Exercise aim |
Having read the material, return every line of it exactly.

Study material |

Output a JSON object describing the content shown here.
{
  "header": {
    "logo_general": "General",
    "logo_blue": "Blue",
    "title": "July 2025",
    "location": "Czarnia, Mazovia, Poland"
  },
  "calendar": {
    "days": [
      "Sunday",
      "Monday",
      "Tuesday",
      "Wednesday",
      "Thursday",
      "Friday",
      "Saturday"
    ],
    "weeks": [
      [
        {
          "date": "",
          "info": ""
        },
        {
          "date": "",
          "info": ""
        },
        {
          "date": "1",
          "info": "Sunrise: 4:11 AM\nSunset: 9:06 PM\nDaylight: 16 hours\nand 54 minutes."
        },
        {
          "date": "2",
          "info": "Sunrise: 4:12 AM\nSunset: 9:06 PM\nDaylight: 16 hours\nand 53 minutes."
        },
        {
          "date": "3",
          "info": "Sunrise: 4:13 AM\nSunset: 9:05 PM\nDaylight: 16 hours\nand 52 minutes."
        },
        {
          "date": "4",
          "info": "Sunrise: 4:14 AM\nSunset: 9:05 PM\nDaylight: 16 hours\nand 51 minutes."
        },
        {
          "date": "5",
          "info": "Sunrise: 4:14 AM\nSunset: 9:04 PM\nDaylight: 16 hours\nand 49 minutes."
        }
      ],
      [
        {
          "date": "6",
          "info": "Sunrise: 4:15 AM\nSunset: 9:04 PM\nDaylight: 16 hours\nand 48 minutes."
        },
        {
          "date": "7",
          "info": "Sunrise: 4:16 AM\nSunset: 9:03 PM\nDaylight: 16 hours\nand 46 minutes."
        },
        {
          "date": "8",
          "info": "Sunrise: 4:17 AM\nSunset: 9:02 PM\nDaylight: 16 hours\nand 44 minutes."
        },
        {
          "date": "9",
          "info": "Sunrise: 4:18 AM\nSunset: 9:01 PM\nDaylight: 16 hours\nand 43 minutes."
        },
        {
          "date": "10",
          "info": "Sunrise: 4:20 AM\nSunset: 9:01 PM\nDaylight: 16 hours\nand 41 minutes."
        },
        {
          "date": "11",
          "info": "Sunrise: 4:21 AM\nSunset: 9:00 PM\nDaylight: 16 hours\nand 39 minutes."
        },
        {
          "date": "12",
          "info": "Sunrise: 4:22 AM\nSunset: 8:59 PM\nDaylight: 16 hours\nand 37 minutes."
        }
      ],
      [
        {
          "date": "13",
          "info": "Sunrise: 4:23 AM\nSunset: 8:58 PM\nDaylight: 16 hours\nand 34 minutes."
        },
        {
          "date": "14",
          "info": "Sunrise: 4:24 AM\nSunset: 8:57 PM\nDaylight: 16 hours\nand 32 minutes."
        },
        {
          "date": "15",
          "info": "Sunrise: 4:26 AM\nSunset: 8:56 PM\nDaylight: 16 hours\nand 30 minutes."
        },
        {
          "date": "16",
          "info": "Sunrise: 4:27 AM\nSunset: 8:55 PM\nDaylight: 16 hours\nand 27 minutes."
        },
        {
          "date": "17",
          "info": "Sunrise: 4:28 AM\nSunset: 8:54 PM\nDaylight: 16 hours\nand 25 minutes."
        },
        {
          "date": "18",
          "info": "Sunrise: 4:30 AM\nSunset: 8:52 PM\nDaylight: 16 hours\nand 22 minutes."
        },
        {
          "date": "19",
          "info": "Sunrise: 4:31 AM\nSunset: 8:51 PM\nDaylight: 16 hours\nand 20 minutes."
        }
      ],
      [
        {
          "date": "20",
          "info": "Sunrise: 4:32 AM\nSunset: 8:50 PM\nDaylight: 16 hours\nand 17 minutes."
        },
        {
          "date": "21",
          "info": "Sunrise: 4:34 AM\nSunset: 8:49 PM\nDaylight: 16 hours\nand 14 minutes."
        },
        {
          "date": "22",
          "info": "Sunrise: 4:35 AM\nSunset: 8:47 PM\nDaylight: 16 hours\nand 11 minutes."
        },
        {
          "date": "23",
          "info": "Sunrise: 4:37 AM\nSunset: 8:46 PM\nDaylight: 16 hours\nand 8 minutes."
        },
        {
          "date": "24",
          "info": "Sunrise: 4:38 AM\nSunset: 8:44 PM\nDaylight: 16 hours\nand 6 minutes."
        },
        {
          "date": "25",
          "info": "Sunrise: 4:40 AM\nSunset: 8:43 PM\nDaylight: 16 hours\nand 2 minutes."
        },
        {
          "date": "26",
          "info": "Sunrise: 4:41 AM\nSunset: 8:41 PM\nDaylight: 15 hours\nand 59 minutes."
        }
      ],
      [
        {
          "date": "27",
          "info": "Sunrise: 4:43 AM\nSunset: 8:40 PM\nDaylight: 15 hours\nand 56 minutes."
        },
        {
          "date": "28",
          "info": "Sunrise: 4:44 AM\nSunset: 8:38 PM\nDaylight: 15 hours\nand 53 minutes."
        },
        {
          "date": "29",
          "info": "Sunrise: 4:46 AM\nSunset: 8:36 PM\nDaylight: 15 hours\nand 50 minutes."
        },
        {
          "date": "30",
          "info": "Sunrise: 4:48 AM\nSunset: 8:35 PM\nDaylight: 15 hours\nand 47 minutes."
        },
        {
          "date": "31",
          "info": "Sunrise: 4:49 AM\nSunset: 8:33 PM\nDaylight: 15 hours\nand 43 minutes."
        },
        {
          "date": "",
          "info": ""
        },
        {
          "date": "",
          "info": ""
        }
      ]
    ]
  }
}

Reply to the task |
Output a JSON object describing the content shown here.
{
  "header": {
    "logo_general": "General",
    "logo_blue": "Blue",
    "title": "July 2025",
    "location": "Czarnia, Mazovia, Poland"
  },
  "calendar": {
    "days": [
      "Sunday",
      "Monday",
      "Tuesday",
      "Wednesday",
      "Thursday",
      "Friday",
      "Saturday"
    ],
    "weeks": [
      [
        {
          "date": "",
          "info": ""
        },
        {
          "date": "",
          "info": ""
        },
        {
          "date": "1",
          "info": "Sunrise: 4:11 AM\nSunset: 9:06 PM\nDaylight: 16 hours\nand 54 minutes."
        },
        {
          "date": "2",
          "info": "Sunrise: 4:12 AM\nSunset: 9:06 PM\nDaylight: 16 hours\nand 53 minutes."
        },
        {
          "date": "3",
          "info": "Sunrise: 4:13 AM\nSunset: 9:05 PM\nDaylight: 16 hours\nand 52 minutes."
        },
        {
          "date": "4",
          "info": "Sunrise: 4:14 AM\nSunset: 9:05 PM\nDaylight: 16 hours\nand 51 minutes."
        },
        {
          "date": "5",
          "info": "Sunrise: 4:14 AM\nSunset: 9:04 PM\nDaylight: 16 hours\nand 49 minutes."
        }
      ],
      [
        {
          "date": "6",
          "info": "Sunrise: 4:15 AM\nSunset: 9:04 PM\nDaylight: 16 hours\nand 48 minutes."
        },
        {
          "date": "7",
          "info": "Sunrise: 4:16 AM\nSunset: 9:03 PM\nDaylight: 16 hours\nand 46 minutes."
        },
        {
          "date": "8",
          "info": "Sunrise: 4:17 AM\nSunset: 9:02 PM\nDaylight: 16 hours\nand 44 minutes."
        },
        {
          "date": "9",
          "info": "Sunrise: 4:18 AM\nSunset: 9:01 PM\nDaylight: 16 hours\nand 43 minutes."
        },
        {
          "date": "10",
          "info": "Sunrise: 4:20 AM\nSunset: 9:01 PM\nDaylight: 16 hours\nand 41 minutes."
        },
        {
          "date": "11",
          "info": "Sunrise: 4:21 AM\nSunset: 9:00 PM\nDaylight: 16 hours\nand 39 minutes."
        },
        {
          "date": "12",
          "info": "Sunrise: 4:22 AM\nSunset: 8:59 PM\nDaylight: 16 hours\nand 37 minutes."
        }
      ],
      [
        {
          "date": "13",
          "info": "Sunrise: 4:23 AM\nSunset: 8:58 PM\nDaylight: 16 hours\nand 34 minutes."
        },
        {
          "date": "14",
          "info": "Sunrise: 4:24 AM\nSunset: 8:57 PM\nDaylight: 16 hours\nand 32 minutes."
        },
        {
          "date": "15",
          "info": "Sunrise: 4:26 AM\nSunset: 8:56 PM\nDaylight: 16 hours\nand 30 minutes."
        },
        {
          "date": "16",
          "info": "Sunrise: 4:27 AM\nSunset: 8:55 PM\nDaylight: 16 hours\nand 27 minutes."
        },
        {
          "date": "17",
          "info": "Sunrise: 4:28 AM\nSunset: 8:54 PM\nDaylight: 16 hours\nand 25 minutes."
        },
        {
          "date": "18",
          "info": "Sunrise: 4:30 AM\nSunset: 8:52 PM\nDaylight: 16 hours\nand 22 minutes."
        },
        {
          "date": "19",
          "info": "Sunrise: 4:31 AM\nSunset: 8:51 PM\nDaylight: 16 hours\nand 20 minutes."
        }
      ],
      [
        {
          "date": "20",
          "info": "Sunrise: 4:32 AM\nSunset: 8:50 PM\nDaylight: 16 hours\nand 17 minutes."
        },
        {
          "date": "21",
          "info": "Sunrise: 4:34 AM\nSunset: 8:49 PM\nDaylight: 16 hours\nand 14 minutes."
        },
        {
          "date": "22",
          "info": "Sunrise: 4:35 AM\nSunset: 8:47 PM\nDaylight: 16 hours\nand 11 minutes."
        },
        {
          "date": "23",
          "info": "Sunrise: 4:37 AM\nSunset: 8:46 PM\nDaylight: 16 hours\nand 8 minutes."
        },
        {
          "date": "24",
          "info": "Sunrise: 4:38 AM\nSunset: 8:44 PM\nDaylight: 16 hours\nand 6 minutes."
        },
        {
          "date": "25",
          "info": "Sunrise: 4:40 AM\nSunset: 8:43 PM\nDaylight: 16 hours\nand 2 minutes."
        },
        {
          "date": "26",
          "info": "Sunrise: 4:41 AM\nSunset: 8:41 PM\nDaylight: 15 hours\nand 59 minutes."
        }
      ],
      [
        {
          "date": "27",
          "info": "Sunrise: 4:43 AM\nSunset: 8:40 PM\nDaylight: 15 hours\nand 56 minutes."
        },
        {
          "date": "28",
          "info": "Sunrise: 4:44 AM\nSunset: 8:38 PM\nDaylight: 15 hours\nand 53 minutes."
        },
        {
          "date": "29",
          "info": "Sunrise: 4:46 AM\nSunset: 8:36 PM\nDaylight: 15 hours\nand 50 minutes."
        },
        {
          "date": "30",
          "info": "Sunrise: 4:48 AM\nSunset: 8:35 PM\nDaylight: 15 hours\nand 47 minutes."
        },
        {
          "date": "31",
          "info": "Sunrise: 4:49 AM\nSunset: 8:33 PM\nDaylight: 15 hours\nand 43 minutes."
        },
        {
          "date": "",
          "info": ""
        },
        {
          "date": "",
          "info": ""
        }
      ]
    ]
  }
}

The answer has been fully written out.